#BoycottPayPal: The Hashtag That Cried Wolf

In yesterday’s episode of “Yes, we boycott,” Social Media “activists” turned their animus to PayPal, one of the biggest online payment companies in the world. On Saturday, October 15th, news broke that PayPal’s co-founder, Peter Thiel, plans to donate $1.25 million to Donald Trump’s campaign. Since then, Social Media has had a visceral reaction calling for a boycott of the electronic payment behemoth.

Effective Boycotts

According to Brayden King, a management professor at Northwestern University in Chicago, boycotts are most effective when directed at a single company. A boycott can yield concessions because continued media attention tends to push the company’s stock price down. As a result, boycotted companies tend to do more “prosocial” programs to cure the harm.
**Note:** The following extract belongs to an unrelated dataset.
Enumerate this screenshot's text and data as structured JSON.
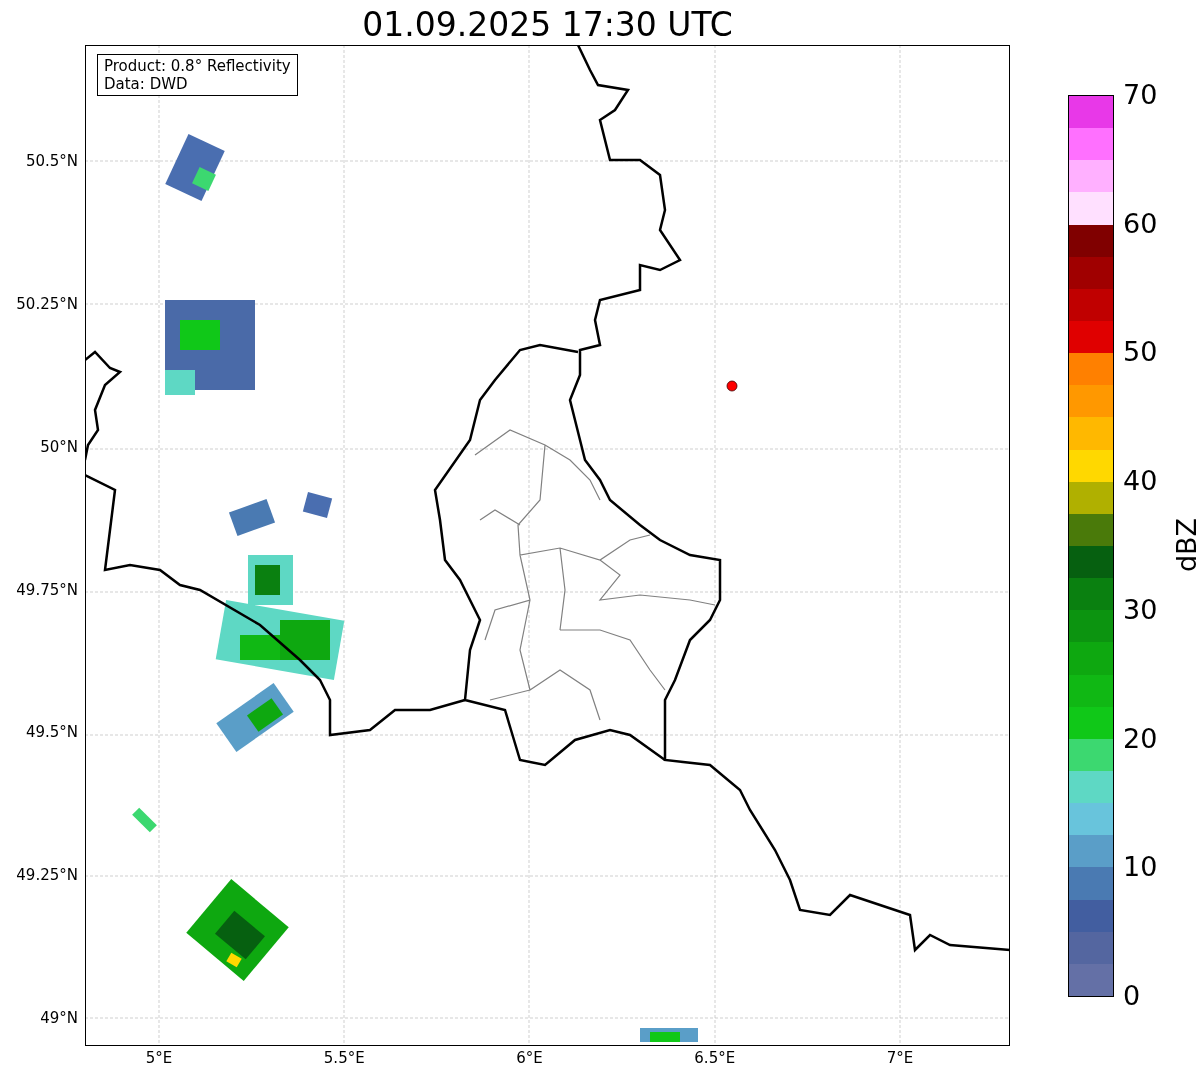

But what if the wrong company is implicated?

Right Guy, Wrong Company

Considering Trump’s Presidential campaign of hate, racism, xenophobia and misogyny, it seems appropriate that anything that contributes to his campaign must be bad and thus boycotted. Unfortunately, in #BoycottPayPal Social Media has misplaced its anger.

Eighteen years ago, Peter Thiel and Elon Musk founded PayPal. Although it’s undisputed that Thiel contributed to PayPal’s initial success, he no longer has an interest in the company. In 2002, Thiel and his partner were bought out by eBay in a $1.5 Billion dollar deal where he walked away with $55 million dollars. In 2015, PayPal split from eBay with its second IPO and Thiel was not listed as an owner.
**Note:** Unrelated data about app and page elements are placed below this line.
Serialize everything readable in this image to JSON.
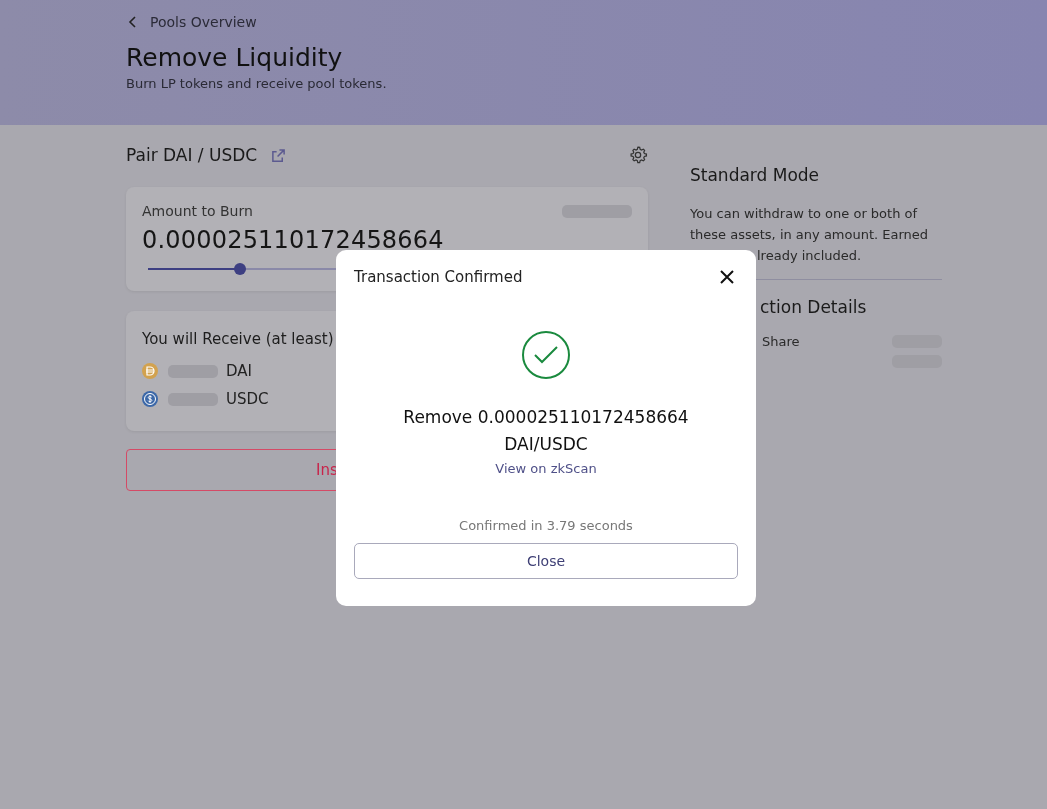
{
  "header": {
    "back_link": "Pools Overview",
    "title": "Remove Liquidity",
    "subtitle": "Burn LP tokens and receive pool tokens."
  },
  "pair": {
    "title": "Pair DAI / USDC"
  },
  "burn_card": {
    "label": "Amount to Burn",
    "amount": "0.000025110172458664",
    "slider": {
      "level": 0.19
    }
  },
  "receive_card": {
    "title": "You will Receive (at least)",
    "tokens": [
      {
        "kind": "dai",
        "symbol": "DAI"
      },
      {
        "kind": "usdc",
        "symbol": "USDC"
      }
    ]
  },
  "action_button": {
    "label": "Ins"
  },
  "info": {
    "title": "Standard Mode",
    "text_lines": [
      "You can withdraw to one or both of",
      "these assets, in any amount. Earned",
      "lready included."
    ],
    "details_title": "ction Details",
    "details_rows": [
      {
        "label": "Share"
      }
    ]
  },
  "modal": {
    "title": "Transaction Confirmed",
    "message_lines": [
      "Remove 0.000025110172458664",
      "DAI/USDC"
    ],
    "link": "View on zkScan",
    "confirmed_text": "Confirmed in 3.79 seconds",
    "close_button": "Close"
  }
}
Ironically, Peter Thiel does have an ownership interest in several companies, including Facebook, one of the social media outlets where calls for the boycott originated. In 2004, he gave Mark Zuckerberg a $500,000 loan as its first outside investors. Thiel later converted his loan to a 7 percent ownership interest in the company and a seat on its Board of Directors. He has served on the Board of Directors since April 2005. In 2011, his interest in Facebook was valued at $1.5 Billion dollars.

In documents required by the Securities and Exchange Commission, Thiel’s Facebook stock ownership was reported as 3,837,384 shares in 2013 and 1,075,811 shares in 2016. Interestingly enough, there have been no calls to boycott Facebook. If, in boycotting PayPal, Social Media is not boycotting Peter Thiel and his contribution to Donald Trump’s campaign of hate, then what is it doing?

“Fantastically Off-target”

What is the effect of a boycott that is “fantastically off target”? The adverse effects of an off target boycott are two-fold. First, instead of negatively affecting the company boycotted, it creates a “reputational crisis” for the group promoting it. The effectiveness of this group’s future boycotts of “worthy causes” is now diminished. Second, it has unintended consequences. In the wake of the PayPal boycott, many people closed their PayPal accounts without a viable alternative. In a swell of frustration and anger, people severed their access to a network of 188 million PayPal users. This unnecessary exit will cause these former PayPal users a lot of frustration and possibly money. Everything circulated on Social Media is not true. A simple Google search could have easily prevented #BoycottPayPal. The failure of #BoycottPayPal should be a cautionary tale for the need for accuracy in boycott movements, lest we become the “group who cried wolf.”


Courtney Richardson, Esq. is an attorney, former financial and investment advisor with over a decade of experience in tax, investing, and estates.

Follow her on Twitter and Instagram @theivyinvestor or at www.theivyinvestor.com